Video

Video US ‘Death Cafes’ Put Focus on the Finale

In contemporary America, death usually is a topic to be avoided. But the growing “death café” movement encourages people to discuss their fears and desires about their final moments. VOA’s Jerome Socolovsky reports.
Video

Video Ebola Orphanage Opens in Sierra Leone

Sierra Leone's first Ebola orphanage has opened in the Kailahun district. Hundreds of children orphaned since the beginning of the Ebola outbreak face stigma and rejection with nobody to care for them. Adam Bailes reports for VOA about a new interim care center that's aimed at helping the growing number of children affected by Ebola.
Video

Video Young Nairobi Tech Innovator on 'Track' in Security Business

A 24-year-old technology innovator in Nairobi has invented a tracking device that monitors and secures cars. He has also come up with what he claims is the most robust audio-visual surveillance system yet. As Lenny Ruvaga reports from the Kenyan capital, his innovations are offering alternative security solutions.
Video

Video Latinas Converting to Islam for Identity, Structure

Latinos are one of the fastest growing groups in the Muslim religion. According to the Pew Research Center, about 6 percent of American Muslims are Latino. And a little more than half of new converts are female. VOA’s Carolyn Presutti travelled to Miami, Florida -- where two out of every three residents is Hispanic -- to learn more.
Video

Video Exclusive: American Joins Kurds' Anti-IS Fight

The United States and other Western nations have expressed alarm about their citizens joining Islamic State forces in Syria and Iraq. In a rare counterpoint to the phenomenon, an American has taken up arms with the militants' Syrian Kurdish opponents. Elizabeth Arrott has more in this exclusive profile by VOA Kurdish reporter Zana Omer in Ras al Ayn, Syria.
Video

Video South Korea Confronts Violence Within Military Ranks

Every able-bodied South Korean male between 18 and 35 must serve for 21 to 36 months in the country’s armed forces, depending upon the specific branch. For many, service is a rite of passage to manhood. But there are growing concerns that bullying and violence come along with the tradition. Reporter Jason Strother has more from Seoul.
Video

Video North Carolina Emerges as Key Election Battleground

U.S. congressional midterm elections will be held on November 4th and most political analysts give Republicans an excellent chance to win a majority in the U.S. Senate, which Democrats now control. So what are the issues driving voters in this congressional election year? VOA National Correspondent Jim Malone traveled to North Carolina, one of the most politically competitive states in the country, to find out.
Video

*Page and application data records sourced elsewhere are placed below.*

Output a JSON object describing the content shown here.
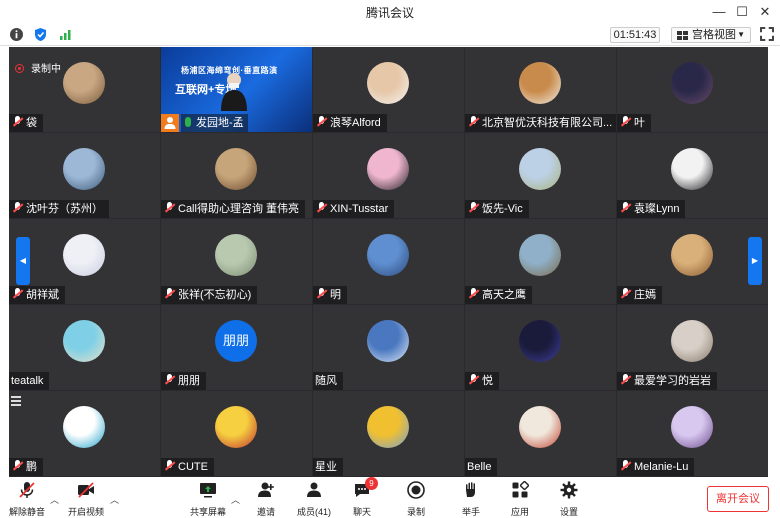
{
  "window": {
    "title": "腾讯会议",
    "minimize": "—",
    "maximize": "☐",
    "close": "✕"
  },
  "infobar": {
    "timer": "01:51:43",
    "view_label": "宫格视图"
  },
  "recording_label": "录制中",
  "share_tile": {
    "poster_line1": "杨浦区海绵弯创·垂直路演",
    "poster_line2": "互联网+专场",
    "name": "发园地-孟"
  },
  "participants": [
    {
      "name": "袋",
      "mic": true,
      "avatar": "woman-portrait",
      "c1": "#c9a783",
      "c2": "#7a5a3a"
    },
    {
      "name": "浪琴Alford",
      "mic": true,
      "avatar": "man-portrait",
      "c1": "#e6c7a8",
      "c2": "#f4f4f4"
    },
    {
      "name": "北京智优沃科技有限公司...",
      "mic": true,
      "avatar": "dog-portrait",
      "c1": "#c98b4b",
      "c2": "#f0eee8"
    },
    {
      "name": "叶",
      "mic": true,
      "avatar": "night-sky",
      "c1": "#2a2848",
      "c2": "#6a4a6a"
    },
    {
      "name": "沈叶芬（苏州）",
      "mic": true,
      "avatar": "sea-photo",
      "c1": "#9cb8d6",
      "c2": "#3d5a7a"
    },
    {
      "name": "Call得助心理咨询 董伟亮",
      "mic": true,
      "avatar": "long-hair-man",
      "c1": "#c7a57a",
      "c2": "#6b4a2e"
    },
    {
      "name": "XIN-Tusstar",
      "mic": true,
      "avatar": "cartoon-girl",
      "c1": "#f0b6d0",
      "c2": "#222222"
    },
    {
      "name": "饭先-Vic",
      "mic": true,
      "avatar": "field-photo",
      "c1": "#bcd0e6",
      "c2": "#a7b47a"
    },
    {
      "name": "袁璨Lynn",
      "mic": true,
      "avatar": "woman-black",
      "c1": "#f2f2f2",
      "c2": "#1a1a1a"
    },
    {
      "name": "胡祥斌",
      "mic": true,
      "avatar": "cartoon-bear",
      "c1": "#eef0f6",
      "c2": "#c9cde0"
    },
    {
      "name": "张祥(不忘初心)",
      "mic": true,
      "avatar": "outdoor-photo",
      "c1": "#b9c9b0",
      "c2": "#7d8c74"
    },
    {
      "name": "明",
      "mic": true,
      "avatar": "lake-photo",
      "c1": "#5f8fd0",
      "c2": "#2c4a7a"
    },
    {
      "name": "高天之鹰",
      "mic": true,
      "avatar": "landscape-photo",
      "c1": "#8fb0c8",
      "c2": "#7a6a4a"
    },
    {
      "name": "庄嫣",
      "mic": true,
      "avatar": "puppy-photo",
      "c1": "#d9b07a",
      "c2": "#8a5a2e"
    },
    {
      "name": "teatalk",
      "mic": false,
      "avatar": "beach-photo",
      "c1": "#7fd0e6",
      "c2": "#e8e0c8"
    },
    {
      "name": "朋朋",
      "mic": true,
      "avatar": "text-avatar",
      "avatar_text": "朋朋",
      "c1": "#0f6fe8",
      "c2": "#0f6fe8"
    },
    {
      "name": "随风",
      "mic": false,
      "avatar": "plane-sky",
      "c1": "#4a78c0",
      "c2": "#dfe9f6"
    },
    {
      "name": "悦",
      "mic": true,
      "avatar": "night-lights",
      "c1": "#1a1a3a",
      "c2": "#4040a0"
    },
    {
      "name": "最爱学习的岩岩",
      "mic": true,
      "avatar": "cat-photo",
      "c1": "#d8d0c8",
      "c2": "#8a7a6a"
    },
    {
      "name": "鹏",
      "mic": true,
      "avatar": "company-logo",
      "c1": "#ffffff",
      "c2": "#1aa0c8"
    },
    {
      "name": "CUTE",
      "mic": true,
      "avatar": "cartoon-face",
      "c1": "#f6d040",
      "c2": "#c03030"
    },
    {
      "name": "星业",
      "mic": false,
      "avatar": "flowers-photo",
      "c1": "#f0c030",
      "c2": "#7aa0d0"
    },
    {
      "name": "Belle",
      "mic": false,
      "avatar": "sketch-girl",
      "c1": "#f0e8dc",
      "c2": "#c04030"
    },
    {
      "name": "Melanie-Lu",
      "mic": true,
      "avatar": "woman-photo",
      "c1": "#d8c8f0",
      "c2": "#6a4a8a"
    }
  ],
  "toolbar": {
    "unmute": "解除静音",
    "start_video": "开启视频",
    "share_screen": "共享屏幕",
    "invite": "邀请",
    "members": "成员(41)",
    "chat": "聊天",
    "chat_badge": "9",
    "record": "录制",
    "raise_hand": "举手",
    "apps": "应用",
    "settings": "设置",
    "leave": "离开会议"
  },
  "colors": {
    "accent": "#1477f0",
    "danger": "#e33333",
    "share": "#f07c1e",
    "grid_bg": "#333336"
  }
}
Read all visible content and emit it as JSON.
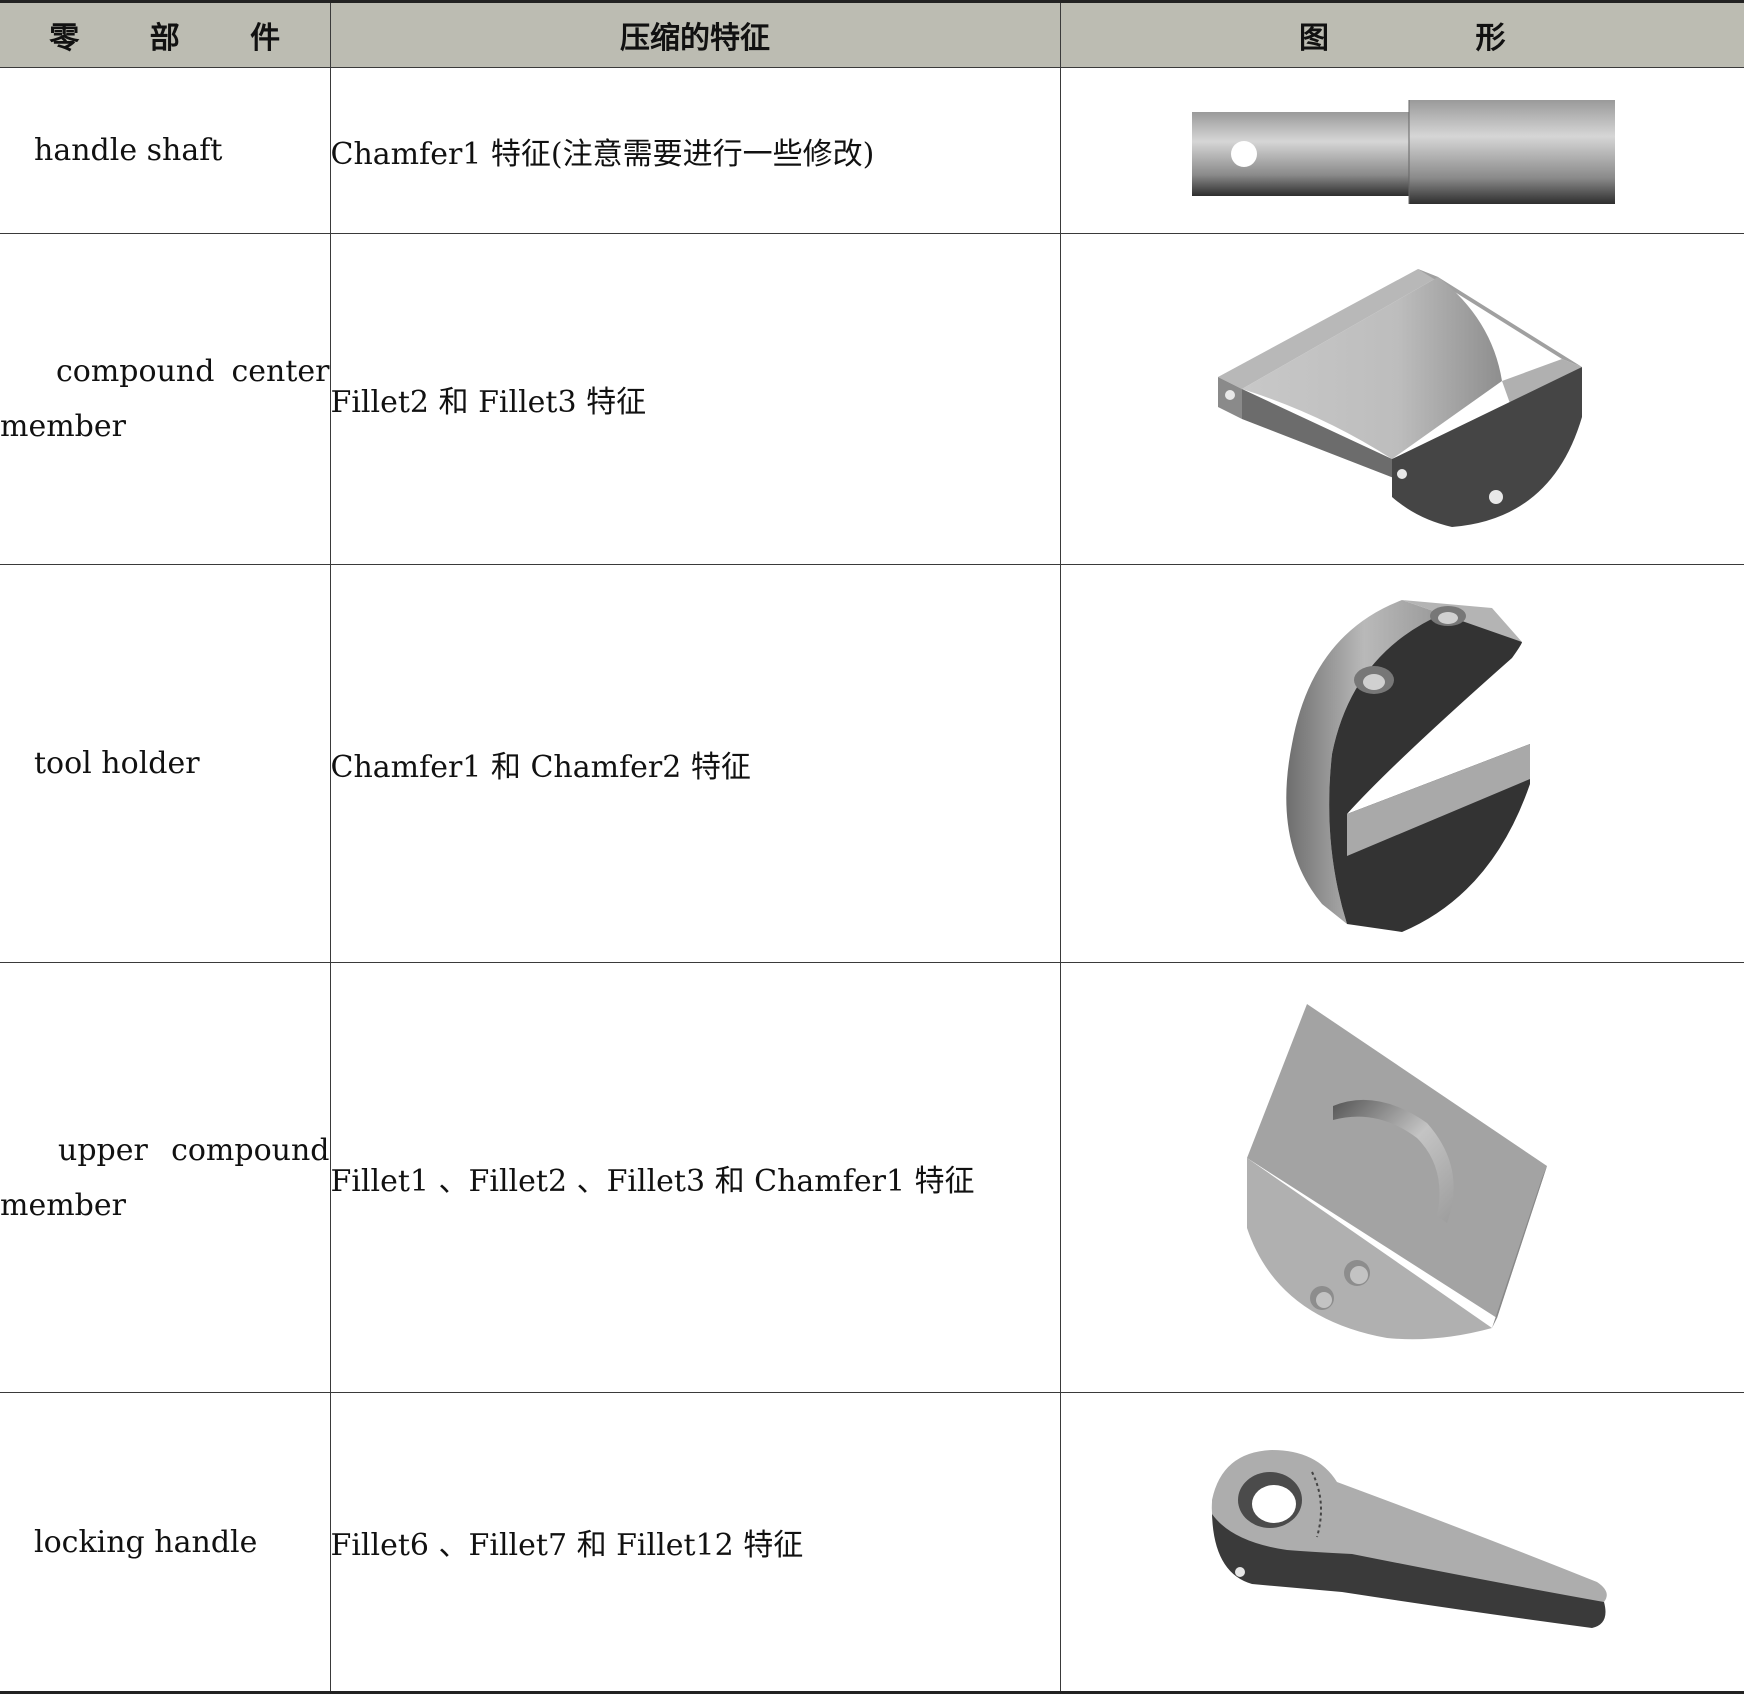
{
  "header": {
    "col_part": "零 部 件",
    "col_features": "压缩的特征",
    "col_shape": "图 形"
  },
  "rows": [
    {
      "part": "handle shaft",
      "features": "Chamfer1 特征(注意需要进行一些修改)",
      "shape": "handle-shaft-render"
    },
    {
      "part": "compound center member",
      "features": "Fillet2 和 Fillet3 特征",
      "shape": "compound-center-member-render"
    },
    {
      "part": "tool holder",
      "features": "Chamfer1 和 Chamfer2 特征",
      "shape": "tool-holder-render"
    },
    {
      "part": "upper compound member",
      "features": "Fillet1 、Fillet2 、Fillet3 和 Chamfer1 特征",
      "shape": "upper-compound-member-render"
    },
    {
      "part": "locking handle",
      "features": "Fillet6 、Fillet7 和 Fillet12 特征",
      "shape": "locking-handle-render"
    }
  ]
}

Video Comanche People Maintain Pride in Their Heritage

The Comanche (Indian nation) once were called the “Lords of the Plains,” with an empire that included half the land area of current day Texas, large parts of Oklahoma, New Mexico, Kansas and Colorado.The fierceness and battle prowess of these warriors on horseback delayed the settlement of most of West Texas for four decades. VOA’s Greg Flakus reports from Lawton, Oklahoma, that while their warrior days are over, the 15,000 members of the Comanche Nation remain a proud people.
Video

Video Turkey Campus Attacks Raise Islamic Radicalization Fears

Concerns are growing in Turkey of Islamic radicalization at some universities, after clashes between supporters of the jihadist group Islamic State (IS) or ISIS, and those opposed to the extremists. Pro-jihadist literature is on sale openly on the streets of Istanbul. Critics accuse the government of turning a blind eye to radicalism at home, while Kurds accuse the president of supporting IS - a charge strongly denied. Henry Ridgwell reports from London.

All About America

AppleAndroid